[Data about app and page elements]
%%

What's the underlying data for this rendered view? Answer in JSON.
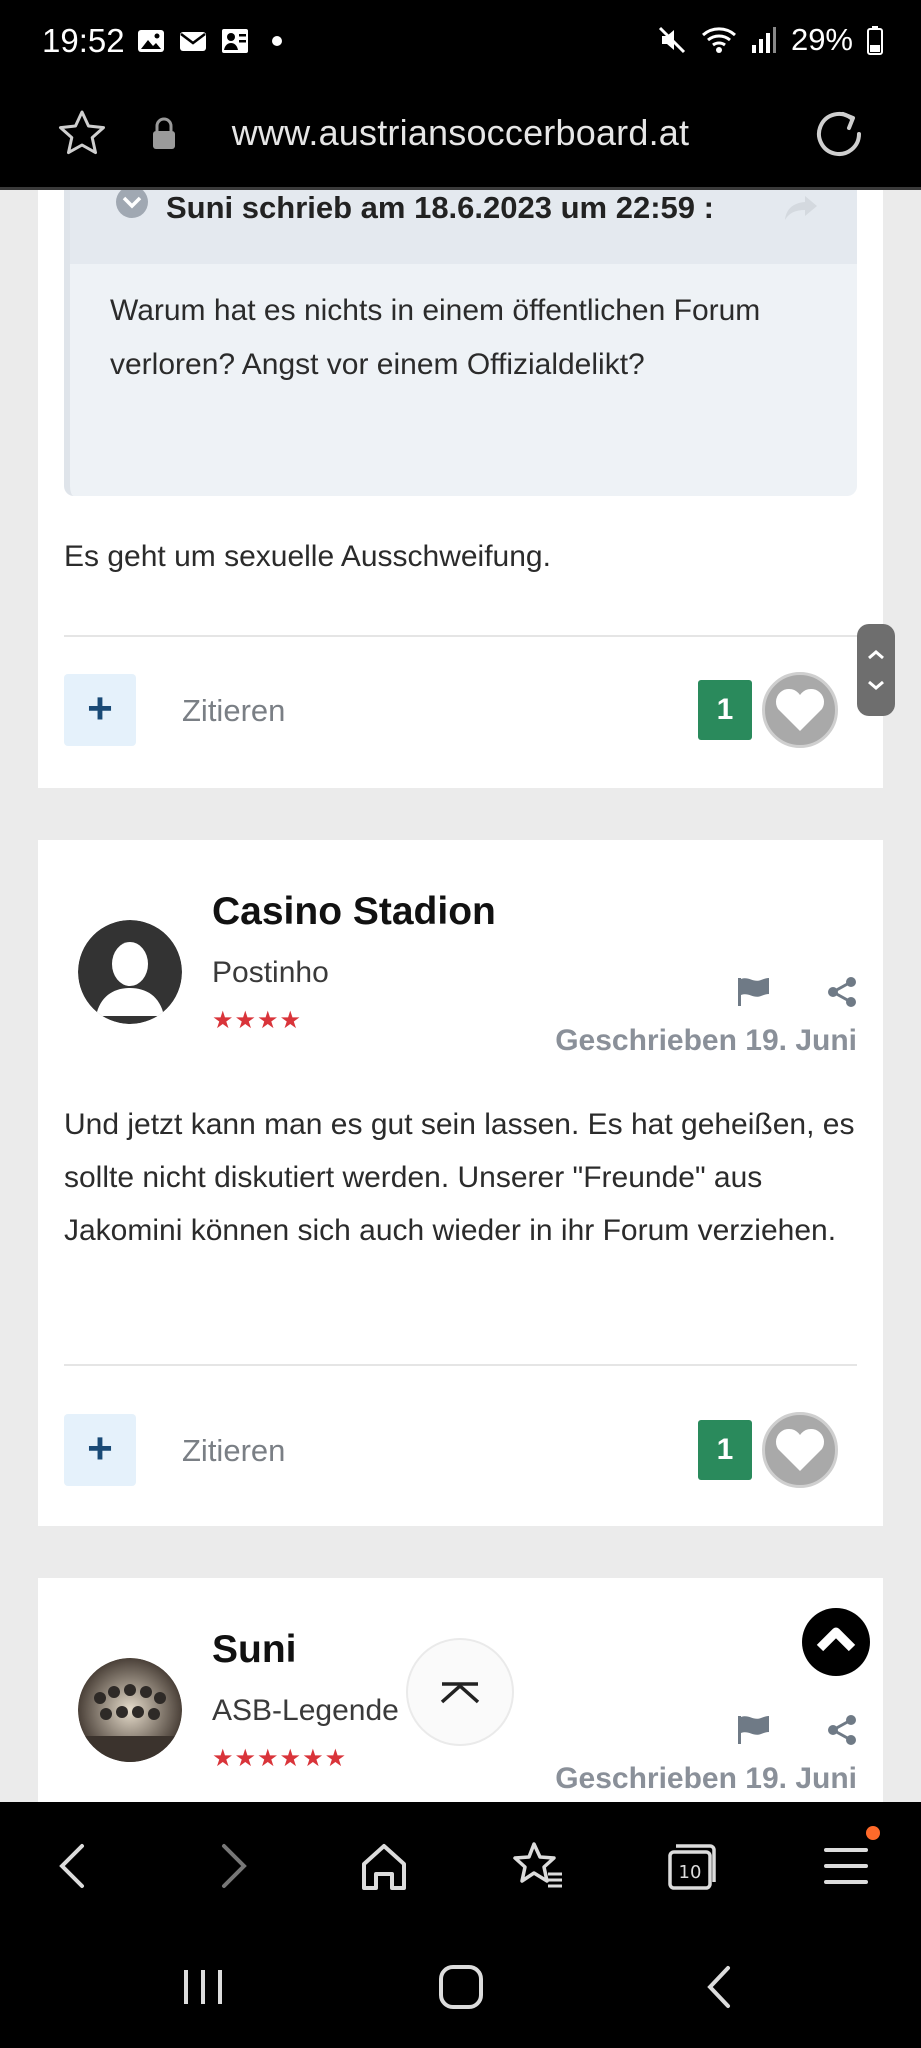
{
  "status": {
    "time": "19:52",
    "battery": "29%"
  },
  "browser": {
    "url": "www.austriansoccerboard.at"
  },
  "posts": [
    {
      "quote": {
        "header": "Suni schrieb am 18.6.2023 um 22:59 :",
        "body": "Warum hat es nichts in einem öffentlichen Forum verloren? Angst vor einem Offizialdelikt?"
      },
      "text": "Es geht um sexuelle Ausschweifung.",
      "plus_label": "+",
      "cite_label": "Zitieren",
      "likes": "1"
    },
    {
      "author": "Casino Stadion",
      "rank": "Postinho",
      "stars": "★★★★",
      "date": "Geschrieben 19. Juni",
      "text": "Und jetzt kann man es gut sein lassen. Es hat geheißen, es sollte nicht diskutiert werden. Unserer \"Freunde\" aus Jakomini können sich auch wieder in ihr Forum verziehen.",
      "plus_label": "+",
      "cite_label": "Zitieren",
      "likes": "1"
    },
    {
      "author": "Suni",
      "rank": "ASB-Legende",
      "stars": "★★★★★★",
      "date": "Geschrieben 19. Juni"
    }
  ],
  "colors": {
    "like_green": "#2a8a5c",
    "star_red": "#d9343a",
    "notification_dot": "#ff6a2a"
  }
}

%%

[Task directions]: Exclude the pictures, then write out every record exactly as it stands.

[Written solution]:
What's the underlying data for this rendered view? Answer in JSON.
{
  "status": {
    "time": "19:52",
    "battery": "29%"
  },
  "browser": {
    "url": "www.austriansoccerboard.at"
  },
  "posts": [
    {
      "quote": {
        "header": "Suni schrieb am 18.6.2023 um 22:59 :",
        "body": "Warum hat es nichts in einem öffentlichen Forum verloren? Angst vor einem Offizialdelikt?"
      },
      "text": "Es geht um sexuelle Ausschweifung.",
      "plus_label": "+",
      "cite_label": "Zitieren",
      "likes": "1"
    },
    {
      "author": "Casino Stadion",
      "rank": "Postinho",
      "stars": "★★★★",
      "date": "Geschrieben 19. Juni",
      "text": "Und jetzt kann man es gut sein lassen. Es hat geheißen, es sollte nicht diskutiert werden. Unserer \"Freunde\" aus Jakomini können sich auch wieder in ihr Forum verziehen.",
      "plus_label": "+",
      "cite_label": "Zitieren",
      "likes": "1"
    },
    {
      "author": "Suni",
      "rank": "ASB-Legende",
      "stars": "★★★★★★",
      "date": "Geschrieben 19. Juni"
    }
  ],
  "colors": {
    "like_green": "#2a8a5c",
    "star_red": "#d9343a",
    "notification_dot": "#ff6a2a"
  }
}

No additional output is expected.